    Massarrat S, Saberi-Firoozi M, Soleimani A, Himmelmann GW, Hitzges M, Keshavarz H. Peptic ulcer disease, irritable bowel syndrome and constipation in two populations in Iran. Eur J Gastroenterol Hepatol 1995; 7: 42733.
  • 16
    Drossman DA, McKee DC, Sandler RS, et al. Psychosocial factors in the irritable bowel syndrome. A multivariate study of patients and nonpatients with irritable bowel syndrome. Gastroenterology 1988; 95: 7018.
  • 17
    Dorval ED, Delvaux M, Allemand H, Allouche S, Van Egroo LD, LePen C. Profil et évolution du syndrôme de l'intestin irritable: étude épidémiologique nationale prospective chez 1301 consultants en gastro-entérologie suivis 9 mois. Gastroenterol Clin Biol 1994; 18: 14550.
  • 18
    Wells NE, Hahn BA, Whorwell PJ. Clinical economics review: irritable bowel syndrome. Aliment Pharmacol Ther 1997; 11: 101930.
  • 19
    Hahn BA, Yan S, Strassels S. Impact of irritable bowel syndrome on quality of life and resource use in the United States and United Kingdom. Digestion 1999; 60: 7781.

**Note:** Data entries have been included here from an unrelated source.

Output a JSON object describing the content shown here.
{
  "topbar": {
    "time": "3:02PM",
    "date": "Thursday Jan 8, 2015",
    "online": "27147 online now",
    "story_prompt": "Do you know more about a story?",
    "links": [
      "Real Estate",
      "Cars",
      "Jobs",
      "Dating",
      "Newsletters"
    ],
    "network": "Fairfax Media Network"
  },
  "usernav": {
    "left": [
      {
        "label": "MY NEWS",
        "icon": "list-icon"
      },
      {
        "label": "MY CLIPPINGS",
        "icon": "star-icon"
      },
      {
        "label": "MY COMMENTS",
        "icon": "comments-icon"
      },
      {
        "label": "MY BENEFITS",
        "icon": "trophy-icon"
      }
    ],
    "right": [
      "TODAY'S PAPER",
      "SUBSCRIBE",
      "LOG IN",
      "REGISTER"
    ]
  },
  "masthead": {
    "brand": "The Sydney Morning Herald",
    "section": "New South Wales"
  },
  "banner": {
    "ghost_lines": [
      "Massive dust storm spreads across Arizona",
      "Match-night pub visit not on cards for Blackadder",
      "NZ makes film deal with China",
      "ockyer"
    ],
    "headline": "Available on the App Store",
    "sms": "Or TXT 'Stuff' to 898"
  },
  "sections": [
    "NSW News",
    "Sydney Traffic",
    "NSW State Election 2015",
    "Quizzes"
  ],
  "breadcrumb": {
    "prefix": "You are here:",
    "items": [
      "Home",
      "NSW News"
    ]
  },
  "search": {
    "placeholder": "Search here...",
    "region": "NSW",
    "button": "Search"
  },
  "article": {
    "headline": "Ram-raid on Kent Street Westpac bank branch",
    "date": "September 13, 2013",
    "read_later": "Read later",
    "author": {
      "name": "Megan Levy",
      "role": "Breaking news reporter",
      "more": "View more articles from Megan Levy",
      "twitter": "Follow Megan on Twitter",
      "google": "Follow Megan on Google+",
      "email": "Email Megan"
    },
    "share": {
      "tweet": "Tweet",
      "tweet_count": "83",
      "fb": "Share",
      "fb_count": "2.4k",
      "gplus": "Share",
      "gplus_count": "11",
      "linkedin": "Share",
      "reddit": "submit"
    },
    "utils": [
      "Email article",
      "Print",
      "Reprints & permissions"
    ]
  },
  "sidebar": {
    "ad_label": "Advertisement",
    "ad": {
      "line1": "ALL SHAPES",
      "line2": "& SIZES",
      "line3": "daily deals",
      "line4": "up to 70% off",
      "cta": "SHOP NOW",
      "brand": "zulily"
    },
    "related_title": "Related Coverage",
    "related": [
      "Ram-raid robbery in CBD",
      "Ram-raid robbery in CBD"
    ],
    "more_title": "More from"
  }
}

  • 20
    Talley NJ, Gabriel SE, Harmsen WS, Zinsmeister AR, Evans RW. Medical costs in community subjects with irritable bowel syndrome. Gastroenterology 1995; 109: 173641.
  • 21

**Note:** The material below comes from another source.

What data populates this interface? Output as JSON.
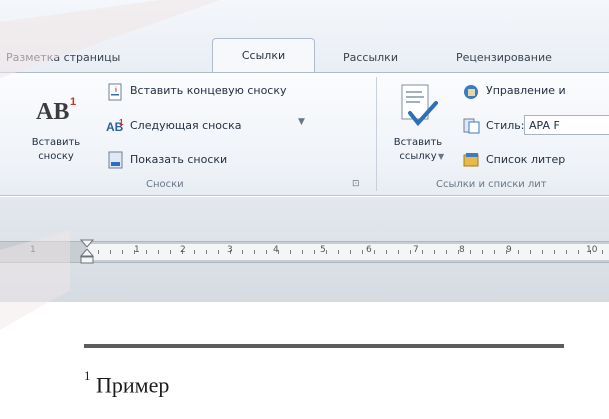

    Müller-Lissner S, Pirk O. Irritable bowel syndrome in Germany. A cost of illness study. Eur J Gastroenterol Hepatol 2002; 14: 13259.
  • 22
    Muller-Lissner SA, Bollani S, Brummer RJ, et al. Epidemiological aspects of irritable bowel syndrome in Europe and North America. Digestion 2001; 64: 2004.
  • 23
    Kay L, Jorgensen T, Jensen KH. The epidemiology of irritable bowel syndrome in a random population: prevalence, incidence, natural history and risk factors. J Intern Med 1994; 236: 2330.
  • 24
    Bommelaer G, Rouch M, Dapoigny M, Delasalle P. Epidémiologie des troubles fonctionnels dans une population apparemment saine. Gastroenterol Clin Biol 1986; 10: 712.
  • 25
    Holtmann G, Goebell H, Talley NJ. Dyspepsia in consulters and non-consulters: Prevalence, healthcare seeking behaviour and risk factors. Eur J Gastroenterol Hepatol 1994; 6: 91724.
  • 26
    Gaburri M, Bassotti G, Bacci G, et al. Functional gut disorders and health care seeking behavior in an Italian non-patient population. Recenti Prog Med 1989; 80: 2414.
  • 27
    Schlemper RJ, Van Der Werf SD, Vandenbroucke JP, Biemond I, Lamers CB. Peptic ulcer, non-ulcer dyspepsia and irritable bowel syndrome in The Netherlands and Japan. Scand J Gastroenterol Suppl 1993; 200: 3341.
  • 28
    Johnsen R, Jacobsen BK, Forde OH. Associations between symptoms of irritable colon and psychological and social conditions and lifestyle. Br Med J (Clin Res Eds) 1986; 292: 16335.
  • 29
    Mearin F, Badia X, Balboa A, et al. Irritable bowel syndrome prevalence varies enormously depending on the employed diagnostic criteria: comparison of Rome II versus previous criteria in a general population. Scand J Gastroenterol 2001; 36: 115561.
  • 30
    Agreus L, Svardsudd K, Nyren O, Tibblin G. The epidemiology of abdominal symptoms: prevalence and demographic characteristics in a Swedish adult population. A report from the Abdominal Symptoms Study. Scand J Gastroenterol 1994; 29: 1029.
  • 31
    Heaton KW, Ghosh S, Braddon FEM. How bad are the symptoms and bowel dysfunction of patients with the irritable bowel syndrome? A prospective, controlled study with emphasis on stool form. Gut 1991; 32: 739.
  • 32
    Jones R, Lydiard S. Irritable bowel syndrome in the general population. Br Med J 1991; 304: 8790.